Check the material that follows for the word "galleria" and say how many lines contain it, with no other words.
========================================================================
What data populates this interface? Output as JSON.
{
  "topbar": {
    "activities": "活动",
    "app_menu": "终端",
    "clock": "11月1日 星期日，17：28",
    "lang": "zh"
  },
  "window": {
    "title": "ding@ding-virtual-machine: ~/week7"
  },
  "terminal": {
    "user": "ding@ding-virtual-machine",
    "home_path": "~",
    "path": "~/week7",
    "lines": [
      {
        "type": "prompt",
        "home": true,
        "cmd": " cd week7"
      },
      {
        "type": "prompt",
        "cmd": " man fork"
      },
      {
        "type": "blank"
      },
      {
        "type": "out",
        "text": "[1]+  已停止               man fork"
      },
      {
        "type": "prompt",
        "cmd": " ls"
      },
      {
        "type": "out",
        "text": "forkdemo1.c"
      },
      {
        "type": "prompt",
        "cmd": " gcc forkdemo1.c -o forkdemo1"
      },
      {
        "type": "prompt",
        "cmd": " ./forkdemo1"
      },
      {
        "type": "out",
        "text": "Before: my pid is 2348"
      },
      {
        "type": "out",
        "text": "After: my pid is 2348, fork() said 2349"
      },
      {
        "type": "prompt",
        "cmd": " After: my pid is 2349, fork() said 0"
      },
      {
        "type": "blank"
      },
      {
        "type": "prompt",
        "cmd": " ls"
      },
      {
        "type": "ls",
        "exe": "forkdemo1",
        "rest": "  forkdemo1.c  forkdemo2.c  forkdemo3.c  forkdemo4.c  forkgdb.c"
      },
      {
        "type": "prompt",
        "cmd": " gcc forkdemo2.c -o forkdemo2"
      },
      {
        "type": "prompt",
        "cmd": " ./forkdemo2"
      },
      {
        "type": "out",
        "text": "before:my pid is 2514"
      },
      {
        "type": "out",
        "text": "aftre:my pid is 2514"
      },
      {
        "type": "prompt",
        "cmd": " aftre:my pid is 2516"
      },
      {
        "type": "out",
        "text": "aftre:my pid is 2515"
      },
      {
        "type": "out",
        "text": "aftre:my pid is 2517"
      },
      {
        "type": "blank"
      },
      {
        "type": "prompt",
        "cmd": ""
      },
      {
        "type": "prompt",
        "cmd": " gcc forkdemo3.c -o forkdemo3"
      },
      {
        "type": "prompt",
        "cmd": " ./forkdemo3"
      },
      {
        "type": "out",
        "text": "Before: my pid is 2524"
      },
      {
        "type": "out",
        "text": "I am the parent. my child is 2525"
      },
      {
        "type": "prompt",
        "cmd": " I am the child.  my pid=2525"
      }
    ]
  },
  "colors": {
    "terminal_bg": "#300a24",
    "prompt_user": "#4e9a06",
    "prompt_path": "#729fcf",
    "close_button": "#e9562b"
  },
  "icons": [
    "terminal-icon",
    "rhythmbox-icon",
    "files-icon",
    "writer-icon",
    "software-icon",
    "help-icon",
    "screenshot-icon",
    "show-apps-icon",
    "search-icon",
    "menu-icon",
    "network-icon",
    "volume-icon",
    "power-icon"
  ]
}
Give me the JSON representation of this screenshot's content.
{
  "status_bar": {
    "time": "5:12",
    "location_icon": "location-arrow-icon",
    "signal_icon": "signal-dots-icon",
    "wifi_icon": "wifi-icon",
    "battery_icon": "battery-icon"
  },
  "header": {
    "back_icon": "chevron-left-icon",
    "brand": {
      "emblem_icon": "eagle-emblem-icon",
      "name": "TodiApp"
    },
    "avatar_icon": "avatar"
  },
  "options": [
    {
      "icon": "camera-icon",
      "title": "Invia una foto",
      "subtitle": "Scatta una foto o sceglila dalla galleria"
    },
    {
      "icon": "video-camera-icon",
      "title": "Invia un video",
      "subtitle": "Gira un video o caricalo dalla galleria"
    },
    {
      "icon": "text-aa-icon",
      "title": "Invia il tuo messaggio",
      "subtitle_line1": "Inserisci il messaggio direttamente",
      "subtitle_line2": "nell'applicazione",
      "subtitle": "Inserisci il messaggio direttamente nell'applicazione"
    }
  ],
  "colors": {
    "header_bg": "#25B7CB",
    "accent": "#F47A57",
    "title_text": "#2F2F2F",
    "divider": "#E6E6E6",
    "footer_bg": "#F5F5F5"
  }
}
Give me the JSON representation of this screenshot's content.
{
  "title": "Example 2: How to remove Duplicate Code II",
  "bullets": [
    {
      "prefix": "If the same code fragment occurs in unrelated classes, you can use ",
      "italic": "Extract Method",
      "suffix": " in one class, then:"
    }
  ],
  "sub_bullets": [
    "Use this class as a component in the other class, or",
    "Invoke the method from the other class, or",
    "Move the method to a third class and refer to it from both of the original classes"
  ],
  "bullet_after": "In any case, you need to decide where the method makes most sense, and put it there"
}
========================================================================
◆ Written solution
2